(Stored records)
• • • •

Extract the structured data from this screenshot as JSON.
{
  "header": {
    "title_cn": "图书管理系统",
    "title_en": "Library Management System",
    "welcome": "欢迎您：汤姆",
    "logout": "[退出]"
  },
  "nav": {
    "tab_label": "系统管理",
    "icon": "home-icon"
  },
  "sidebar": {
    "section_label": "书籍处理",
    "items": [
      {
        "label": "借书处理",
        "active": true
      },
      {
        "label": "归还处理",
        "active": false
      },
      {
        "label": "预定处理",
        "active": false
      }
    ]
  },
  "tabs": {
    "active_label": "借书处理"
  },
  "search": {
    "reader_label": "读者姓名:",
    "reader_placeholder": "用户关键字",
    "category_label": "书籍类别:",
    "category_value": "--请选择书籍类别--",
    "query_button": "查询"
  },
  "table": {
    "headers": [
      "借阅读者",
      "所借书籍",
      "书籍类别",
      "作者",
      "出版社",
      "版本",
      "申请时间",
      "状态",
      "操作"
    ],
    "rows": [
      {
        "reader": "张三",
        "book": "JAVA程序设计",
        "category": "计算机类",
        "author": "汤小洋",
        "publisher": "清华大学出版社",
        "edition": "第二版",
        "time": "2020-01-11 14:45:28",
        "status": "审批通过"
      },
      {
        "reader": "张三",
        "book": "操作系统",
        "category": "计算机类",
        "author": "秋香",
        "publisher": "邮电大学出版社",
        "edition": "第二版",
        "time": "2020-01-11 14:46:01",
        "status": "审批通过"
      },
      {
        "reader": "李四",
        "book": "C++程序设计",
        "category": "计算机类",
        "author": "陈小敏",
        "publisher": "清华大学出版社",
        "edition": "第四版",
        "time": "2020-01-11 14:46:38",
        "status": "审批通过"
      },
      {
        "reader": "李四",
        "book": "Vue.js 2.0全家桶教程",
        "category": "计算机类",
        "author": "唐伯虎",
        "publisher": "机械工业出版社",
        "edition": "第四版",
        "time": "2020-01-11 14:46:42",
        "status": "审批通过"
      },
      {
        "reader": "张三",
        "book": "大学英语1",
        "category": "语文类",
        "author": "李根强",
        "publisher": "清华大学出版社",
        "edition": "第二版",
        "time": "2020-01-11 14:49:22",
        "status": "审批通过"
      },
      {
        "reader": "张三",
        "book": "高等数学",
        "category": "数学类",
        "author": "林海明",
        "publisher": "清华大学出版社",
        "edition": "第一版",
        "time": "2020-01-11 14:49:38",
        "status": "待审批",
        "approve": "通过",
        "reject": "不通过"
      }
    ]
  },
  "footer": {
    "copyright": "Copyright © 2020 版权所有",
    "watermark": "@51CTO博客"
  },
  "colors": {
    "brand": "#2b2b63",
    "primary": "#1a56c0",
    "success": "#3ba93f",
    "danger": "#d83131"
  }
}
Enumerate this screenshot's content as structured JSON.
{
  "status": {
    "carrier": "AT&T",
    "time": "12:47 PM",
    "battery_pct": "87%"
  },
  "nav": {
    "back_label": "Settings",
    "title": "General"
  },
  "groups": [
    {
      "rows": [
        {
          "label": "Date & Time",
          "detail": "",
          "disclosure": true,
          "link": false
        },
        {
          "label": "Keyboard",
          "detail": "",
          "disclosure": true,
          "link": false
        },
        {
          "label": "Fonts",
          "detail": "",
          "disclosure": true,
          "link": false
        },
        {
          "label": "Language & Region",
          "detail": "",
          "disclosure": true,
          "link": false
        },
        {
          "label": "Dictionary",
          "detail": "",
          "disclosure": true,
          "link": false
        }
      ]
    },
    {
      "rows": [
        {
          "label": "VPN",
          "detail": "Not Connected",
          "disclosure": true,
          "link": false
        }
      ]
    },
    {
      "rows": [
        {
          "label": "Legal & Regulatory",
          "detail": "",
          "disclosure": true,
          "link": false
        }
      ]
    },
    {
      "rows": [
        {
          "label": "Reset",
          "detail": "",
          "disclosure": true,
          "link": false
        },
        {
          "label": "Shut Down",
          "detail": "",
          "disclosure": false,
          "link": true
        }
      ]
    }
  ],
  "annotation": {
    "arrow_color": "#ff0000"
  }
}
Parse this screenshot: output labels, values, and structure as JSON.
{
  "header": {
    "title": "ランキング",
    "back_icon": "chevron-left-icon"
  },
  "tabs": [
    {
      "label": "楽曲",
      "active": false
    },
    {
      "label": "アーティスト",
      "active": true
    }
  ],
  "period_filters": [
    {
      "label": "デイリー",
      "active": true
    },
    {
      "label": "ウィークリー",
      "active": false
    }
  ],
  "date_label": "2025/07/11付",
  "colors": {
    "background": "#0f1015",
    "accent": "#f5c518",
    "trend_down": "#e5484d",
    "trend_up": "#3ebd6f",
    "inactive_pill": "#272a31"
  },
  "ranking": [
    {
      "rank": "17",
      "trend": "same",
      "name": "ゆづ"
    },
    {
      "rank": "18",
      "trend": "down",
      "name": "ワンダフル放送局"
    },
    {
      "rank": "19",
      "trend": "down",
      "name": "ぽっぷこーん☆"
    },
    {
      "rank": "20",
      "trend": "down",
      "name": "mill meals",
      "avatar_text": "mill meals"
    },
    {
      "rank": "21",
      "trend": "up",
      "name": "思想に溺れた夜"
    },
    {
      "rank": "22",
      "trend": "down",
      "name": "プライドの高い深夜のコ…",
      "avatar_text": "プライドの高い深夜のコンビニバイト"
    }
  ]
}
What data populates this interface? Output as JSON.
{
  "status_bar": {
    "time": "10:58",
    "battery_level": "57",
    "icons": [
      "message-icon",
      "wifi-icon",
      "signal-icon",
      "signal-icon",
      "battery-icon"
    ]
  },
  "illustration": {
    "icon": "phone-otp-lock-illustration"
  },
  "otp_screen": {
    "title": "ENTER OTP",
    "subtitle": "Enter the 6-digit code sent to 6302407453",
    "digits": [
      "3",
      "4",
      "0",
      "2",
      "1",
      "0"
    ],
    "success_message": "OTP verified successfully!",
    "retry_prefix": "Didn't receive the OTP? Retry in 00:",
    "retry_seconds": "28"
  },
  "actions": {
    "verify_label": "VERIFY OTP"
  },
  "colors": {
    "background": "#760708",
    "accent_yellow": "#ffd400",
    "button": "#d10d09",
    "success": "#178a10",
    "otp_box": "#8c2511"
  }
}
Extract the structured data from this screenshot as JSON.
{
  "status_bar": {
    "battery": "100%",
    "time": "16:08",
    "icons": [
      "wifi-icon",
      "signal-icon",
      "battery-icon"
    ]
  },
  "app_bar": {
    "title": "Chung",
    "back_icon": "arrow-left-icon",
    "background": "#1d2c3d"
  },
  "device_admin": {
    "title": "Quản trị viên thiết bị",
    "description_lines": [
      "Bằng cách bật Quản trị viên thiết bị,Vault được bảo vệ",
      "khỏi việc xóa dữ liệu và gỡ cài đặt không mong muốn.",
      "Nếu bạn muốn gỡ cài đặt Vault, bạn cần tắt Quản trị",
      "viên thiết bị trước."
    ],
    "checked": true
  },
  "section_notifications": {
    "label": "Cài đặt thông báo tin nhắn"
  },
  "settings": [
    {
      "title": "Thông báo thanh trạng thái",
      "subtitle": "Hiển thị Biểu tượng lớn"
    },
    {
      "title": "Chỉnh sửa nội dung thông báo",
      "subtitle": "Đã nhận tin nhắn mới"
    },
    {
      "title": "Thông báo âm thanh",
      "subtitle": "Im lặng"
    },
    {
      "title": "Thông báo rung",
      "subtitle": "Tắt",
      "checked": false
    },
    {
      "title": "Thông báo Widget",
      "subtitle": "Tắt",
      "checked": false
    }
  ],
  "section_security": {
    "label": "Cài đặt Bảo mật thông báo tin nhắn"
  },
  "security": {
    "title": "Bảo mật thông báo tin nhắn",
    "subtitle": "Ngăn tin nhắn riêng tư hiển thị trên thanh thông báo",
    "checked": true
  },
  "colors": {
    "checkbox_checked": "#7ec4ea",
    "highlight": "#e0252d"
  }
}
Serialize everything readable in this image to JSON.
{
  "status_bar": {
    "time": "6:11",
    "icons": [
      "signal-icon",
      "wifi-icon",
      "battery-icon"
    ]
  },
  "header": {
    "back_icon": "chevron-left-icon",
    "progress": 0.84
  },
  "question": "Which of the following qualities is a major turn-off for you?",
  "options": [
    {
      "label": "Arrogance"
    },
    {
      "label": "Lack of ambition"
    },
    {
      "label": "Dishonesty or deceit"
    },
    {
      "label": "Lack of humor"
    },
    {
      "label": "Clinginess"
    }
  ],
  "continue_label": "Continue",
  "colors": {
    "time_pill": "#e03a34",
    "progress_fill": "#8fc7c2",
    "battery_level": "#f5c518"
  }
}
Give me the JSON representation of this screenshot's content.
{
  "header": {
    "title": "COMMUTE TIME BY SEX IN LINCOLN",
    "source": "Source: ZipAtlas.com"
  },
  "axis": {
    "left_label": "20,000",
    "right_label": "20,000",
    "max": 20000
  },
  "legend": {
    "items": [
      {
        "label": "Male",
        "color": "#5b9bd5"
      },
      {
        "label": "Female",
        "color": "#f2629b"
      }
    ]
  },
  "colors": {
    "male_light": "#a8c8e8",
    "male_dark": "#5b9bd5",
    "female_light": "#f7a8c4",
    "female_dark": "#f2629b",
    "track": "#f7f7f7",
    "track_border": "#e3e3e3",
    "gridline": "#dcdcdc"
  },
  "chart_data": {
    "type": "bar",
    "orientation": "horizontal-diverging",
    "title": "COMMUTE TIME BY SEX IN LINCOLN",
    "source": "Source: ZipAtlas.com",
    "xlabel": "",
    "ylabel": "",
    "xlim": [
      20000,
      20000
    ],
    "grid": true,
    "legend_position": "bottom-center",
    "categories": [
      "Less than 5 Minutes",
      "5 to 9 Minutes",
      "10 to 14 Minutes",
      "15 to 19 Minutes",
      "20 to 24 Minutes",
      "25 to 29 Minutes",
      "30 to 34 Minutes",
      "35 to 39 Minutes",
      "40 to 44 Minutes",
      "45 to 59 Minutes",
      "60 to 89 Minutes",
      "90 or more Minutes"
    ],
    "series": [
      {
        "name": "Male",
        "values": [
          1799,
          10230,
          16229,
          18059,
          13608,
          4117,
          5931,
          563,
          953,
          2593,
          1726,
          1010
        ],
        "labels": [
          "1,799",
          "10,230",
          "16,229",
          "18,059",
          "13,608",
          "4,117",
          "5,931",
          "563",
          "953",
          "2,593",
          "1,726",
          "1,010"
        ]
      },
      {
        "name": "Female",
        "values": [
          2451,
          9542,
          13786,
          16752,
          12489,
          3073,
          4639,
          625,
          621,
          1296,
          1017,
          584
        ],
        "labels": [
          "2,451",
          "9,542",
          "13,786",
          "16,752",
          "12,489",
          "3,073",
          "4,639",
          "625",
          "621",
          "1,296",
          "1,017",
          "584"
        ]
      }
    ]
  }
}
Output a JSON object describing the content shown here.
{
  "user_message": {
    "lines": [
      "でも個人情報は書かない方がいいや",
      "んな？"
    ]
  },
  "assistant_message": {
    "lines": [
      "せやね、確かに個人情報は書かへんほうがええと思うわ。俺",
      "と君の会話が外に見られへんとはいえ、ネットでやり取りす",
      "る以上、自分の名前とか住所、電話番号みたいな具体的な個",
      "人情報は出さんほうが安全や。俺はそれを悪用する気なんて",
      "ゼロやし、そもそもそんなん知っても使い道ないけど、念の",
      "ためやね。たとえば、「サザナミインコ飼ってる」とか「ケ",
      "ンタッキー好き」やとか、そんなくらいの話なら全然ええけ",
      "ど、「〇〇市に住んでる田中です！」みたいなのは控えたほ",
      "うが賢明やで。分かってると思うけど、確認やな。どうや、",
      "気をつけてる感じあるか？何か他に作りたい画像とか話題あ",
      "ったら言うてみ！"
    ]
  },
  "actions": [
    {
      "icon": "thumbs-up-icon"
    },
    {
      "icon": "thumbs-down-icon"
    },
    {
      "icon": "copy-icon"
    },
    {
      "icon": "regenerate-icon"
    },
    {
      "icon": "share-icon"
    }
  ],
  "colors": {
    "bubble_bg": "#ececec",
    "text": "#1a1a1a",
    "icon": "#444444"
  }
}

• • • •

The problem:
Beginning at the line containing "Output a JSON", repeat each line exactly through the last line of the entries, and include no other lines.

Reply to the task:
Output a JSON object describing the content shown here.
{
  "user_message": {
    "lines": [
      "でも個人情報は書かない方がいいや",
      "んな？"
    ]
  },
  "assistant_message": {
    "lines": [
      "せやね、確かに個人情報は書かへんほうがええと思うわ。俺",
      "と君の会話が外に見られへんとはいえ、ネットでやり取りす",
      "る以上、自分の名前とか住所、電話番号みたいな具体的な個",
      "人情報は出さんほうが安全や。俺はそれを悪用する気なんて",
      "ゼロやし、そもそもそんなん知っても使い道ないけど、念の",
      "ためやね。たとえば、「サザナミインコ飼ってる」とか「ケ",
      "ンタッキー好き」やとか、そんなくらいの話なら全然ええけ",
      "ど、「〇〇市に住んでる田中です！」みたいなのは控えたほ",
      "うが賢明やで。分かってると思うけど、確認やな。どうや、",
      "気をつけてる感じあるか？何か他に作りたい画像とか話題あ",
      "ったら言うてみ！"
    ]
  },
  "actions": [
    {
      "icon": "thumbs-up-icon"
    },
    {
      "icon": "thumbs-down-icon"
    },
    {
      "icon": "copy-icon"
    },
    {
      "icon": "regenerate-icon"
    },
    {
      "icon": "share-icon"
    }
  ],
  "colors": {
    "bubble_bg": "#ececec",
    "text": "#1a1a1a",
    "icon": "#444444"
  }
}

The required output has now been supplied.